■ Assignment ■
The entries must be set down again word for word; no pictures belong in the copy.

Collection entries:

________

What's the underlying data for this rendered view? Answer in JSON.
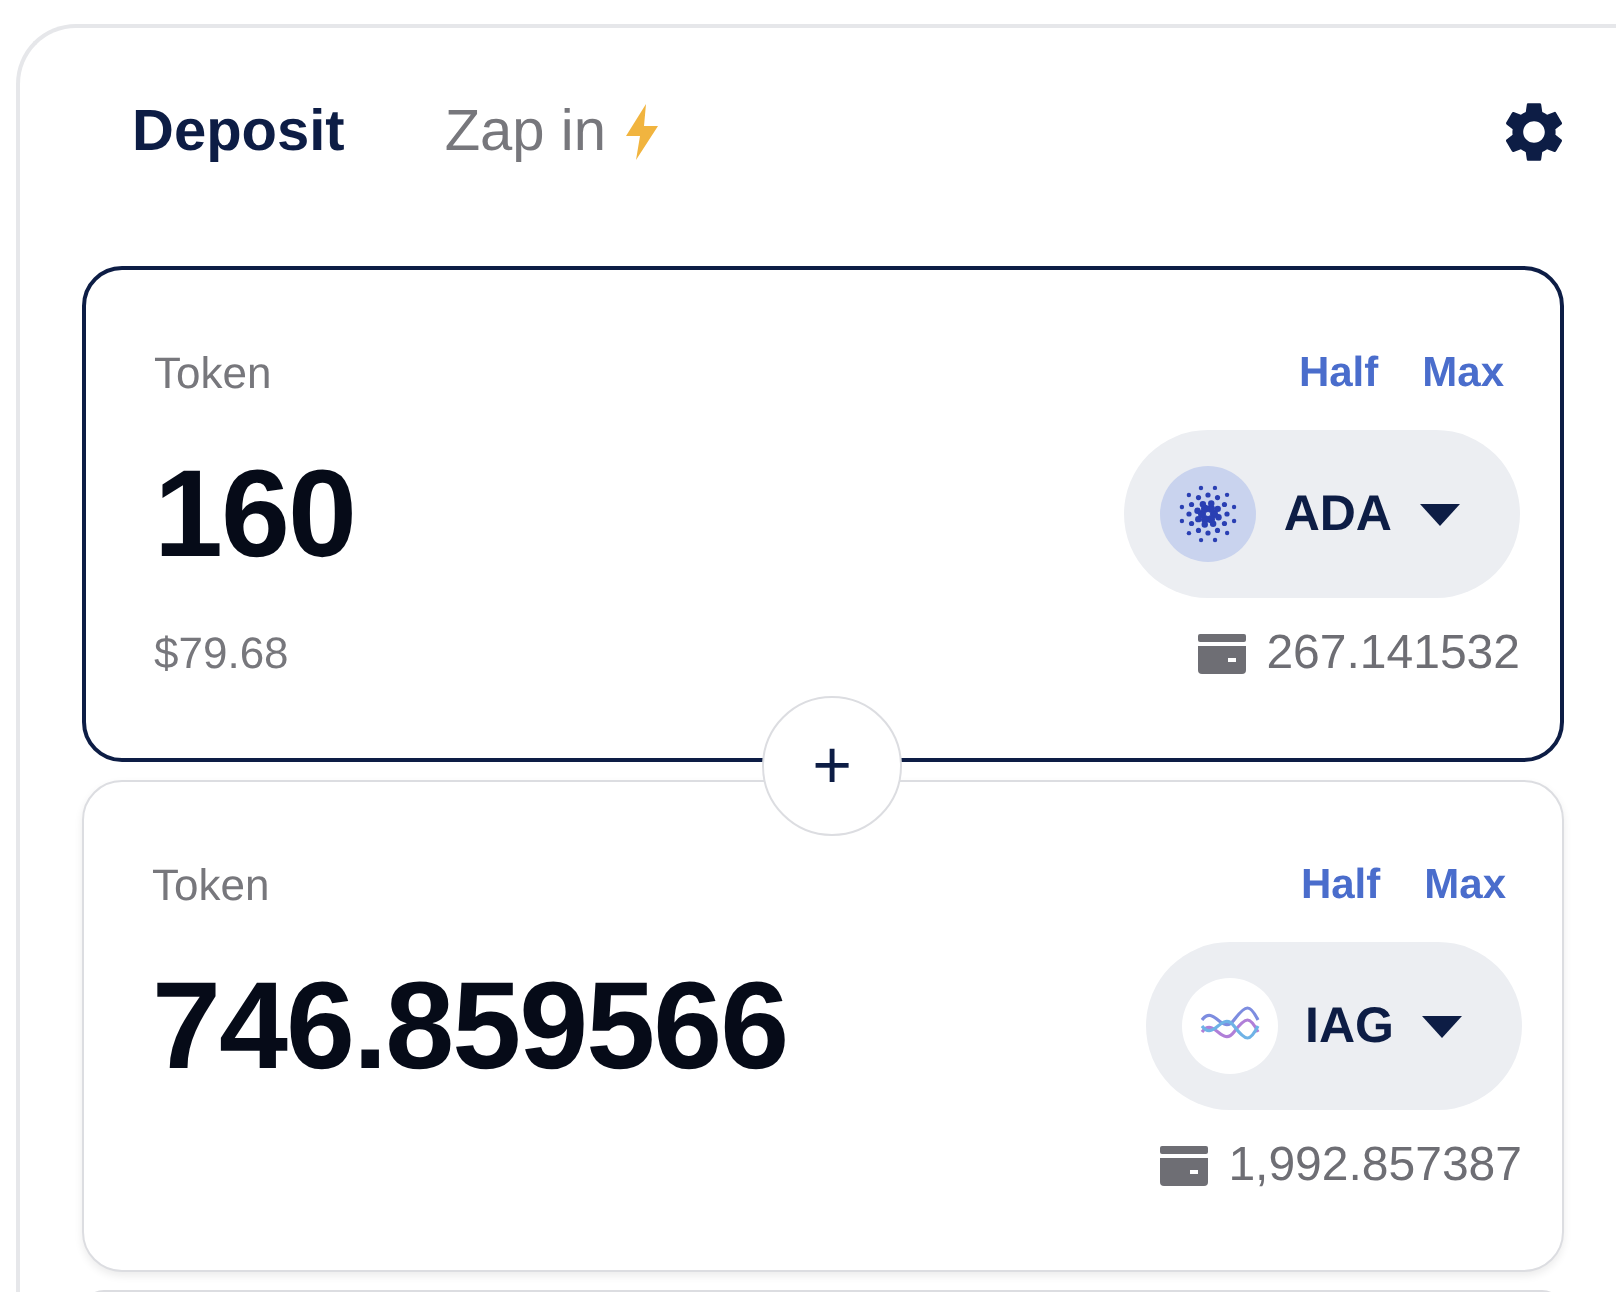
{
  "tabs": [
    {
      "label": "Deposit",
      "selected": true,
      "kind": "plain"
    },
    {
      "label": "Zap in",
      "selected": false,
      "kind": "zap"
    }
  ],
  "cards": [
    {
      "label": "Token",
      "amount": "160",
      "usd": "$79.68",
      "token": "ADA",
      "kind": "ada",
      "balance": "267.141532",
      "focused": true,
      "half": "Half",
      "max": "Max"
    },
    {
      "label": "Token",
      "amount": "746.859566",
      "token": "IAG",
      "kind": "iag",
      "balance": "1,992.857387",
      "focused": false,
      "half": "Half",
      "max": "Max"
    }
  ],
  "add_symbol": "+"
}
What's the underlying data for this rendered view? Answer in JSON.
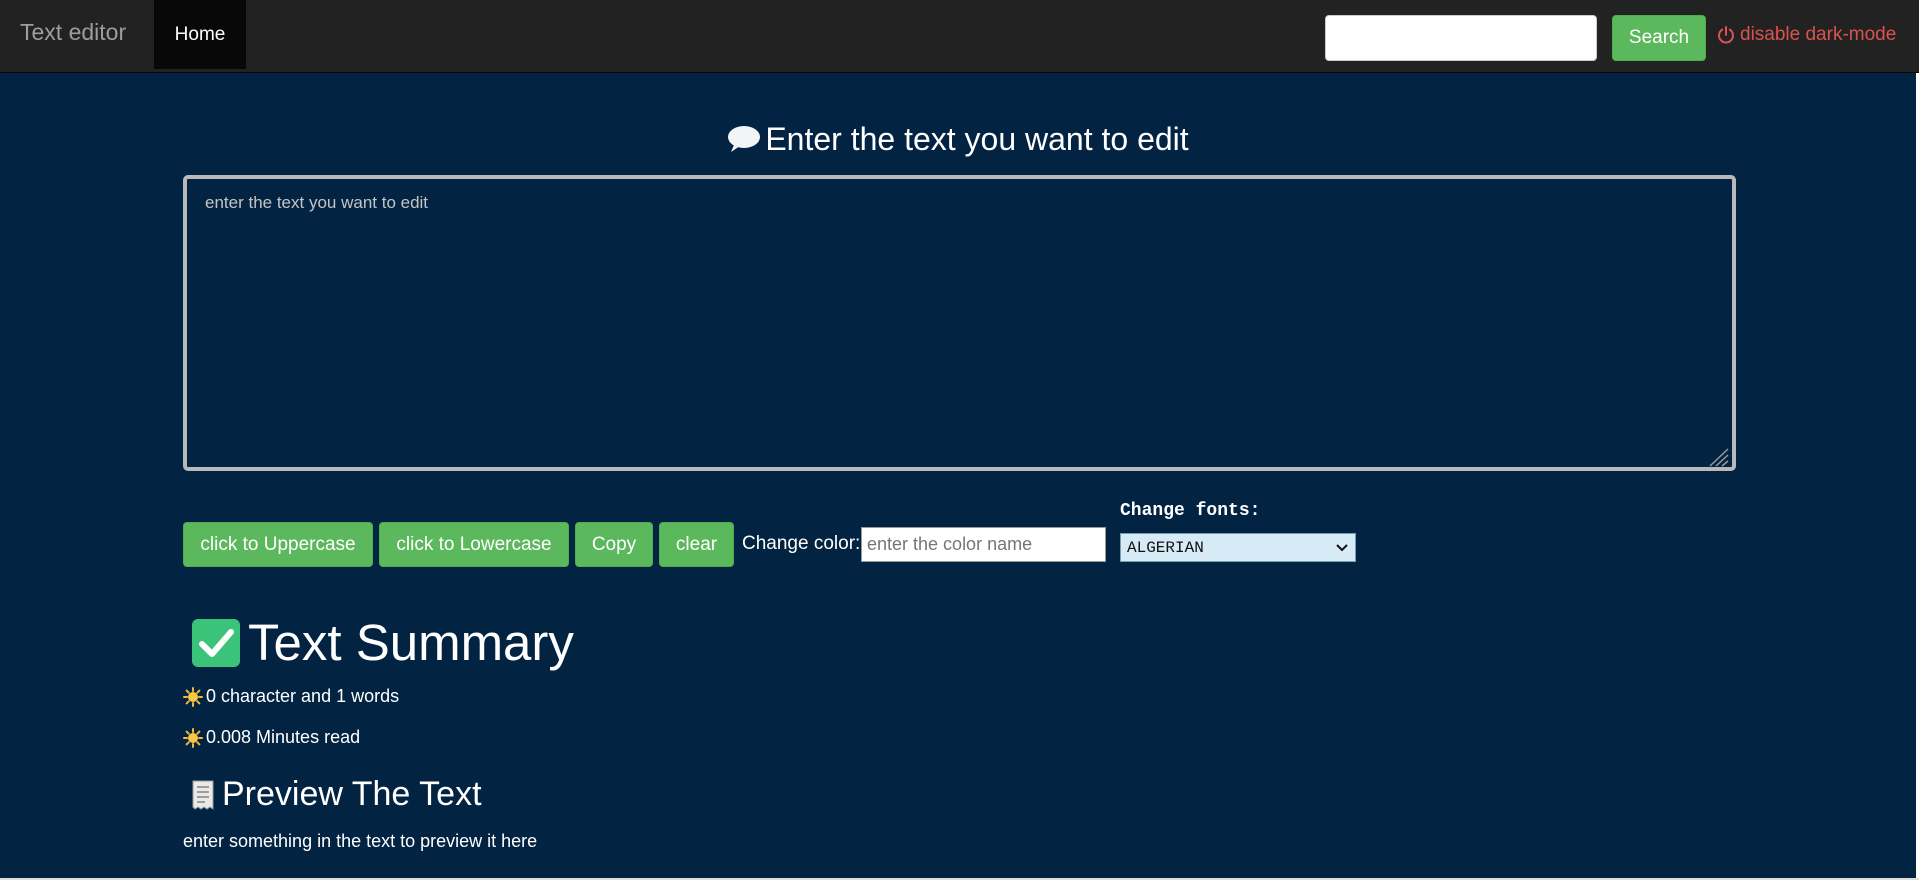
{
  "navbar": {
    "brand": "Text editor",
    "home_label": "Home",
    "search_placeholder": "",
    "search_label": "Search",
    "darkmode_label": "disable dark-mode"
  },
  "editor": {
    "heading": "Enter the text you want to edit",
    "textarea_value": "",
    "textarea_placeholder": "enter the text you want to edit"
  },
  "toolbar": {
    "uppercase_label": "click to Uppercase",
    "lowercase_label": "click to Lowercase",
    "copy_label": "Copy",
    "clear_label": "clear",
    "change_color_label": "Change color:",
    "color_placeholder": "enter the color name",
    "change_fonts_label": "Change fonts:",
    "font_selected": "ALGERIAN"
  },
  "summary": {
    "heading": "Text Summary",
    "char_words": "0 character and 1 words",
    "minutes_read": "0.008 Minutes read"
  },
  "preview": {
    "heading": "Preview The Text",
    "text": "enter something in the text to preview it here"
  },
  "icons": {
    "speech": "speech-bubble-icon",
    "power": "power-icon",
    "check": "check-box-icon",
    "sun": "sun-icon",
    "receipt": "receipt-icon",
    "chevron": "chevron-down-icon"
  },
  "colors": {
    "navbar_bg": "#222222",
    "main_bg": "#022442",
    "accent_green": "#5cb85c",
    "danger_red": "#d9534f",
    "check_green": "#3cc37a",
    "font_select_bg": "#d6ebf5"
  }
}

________

■ Task result ■
What's the underlying data for this rendered view? Answer in JSON.
{
  "tabs": [
    {
      "label": "Deposit",
      "selected": true,
      "kind": "plain"
    },
    {
      "label": "Zap in",
      "selected": false,
      "kind": "zap"
    }
  ],
  "cards": [
    {
      "label": "Token",
      "amount": "160",
      "usd": "$79.68",
      "token": "ADA",
      "kind": "ada",
      "balance": "267.141532",
      "focused": true,
      "half": "Half",
      "max": "Max"
    },
    {
      "label": "Token",
      "amount": "746.859566",
      "token": "IAG",
      "kind": "iag",
      "balance": "1,992.857387",
      "focused": false,
      "half": "Half",
      "max": "Max"
    }
  ],
  "add_symbol": "+"
}
What's the underlying data for this rendered view? Answer in JSON.
{
  "navbar": {
    "brand": "Text editor",
    "home_label": "Home",
    "search_placeholder": "",
    "search_label": "Search",
    "darkmode_label": "disable dark-mode"
  },
  "editor": {
    "heading": "Enter the text you want to edit",
    "textarea_value": "",
    "textarea_placeholder": "enter the text you want to edit"
  },
  "toolbar": {
    "uppercase_label": "click to Uppercase",
    "lowercase_label": "click to Lowercase",
    "copy_label": "Copy",
    "clear_label": "clear",
    "change_color_label": "Change color:",
    "color_placeholder": "enter the color name",
    "change_fonts_label": "Change fonts:",
    "font_selected": "ALGERIAN"
  },
  "summary": {
    "heading": "Text Summary",
    "char_words": "0 character and 1 words",
    "minutes_read": "0.008 Minutes read"
  },
  "preview": {
    "heading": "Preview The Text",
    "text": "enter something in the text to preview it here"
  },
  "icons": {
    "speech": "speech-bubble-icon",
    "power": "power-icon",
    "check": "check-box-icon",
    "sun": "sun-icon",
    "receipt": "receipt-icon",
    "chevron": "chevron-down-icon"
  },
  "colors": {
    "navbar_bg": "#222222",
    "main_bg": "#022442",
    "accent_green": "#5cb85c",
    "danger_red": "#d9534f",
    "check_green": "#3cc37a",
    "font_select_bg": "#d6ebf5"
  }
}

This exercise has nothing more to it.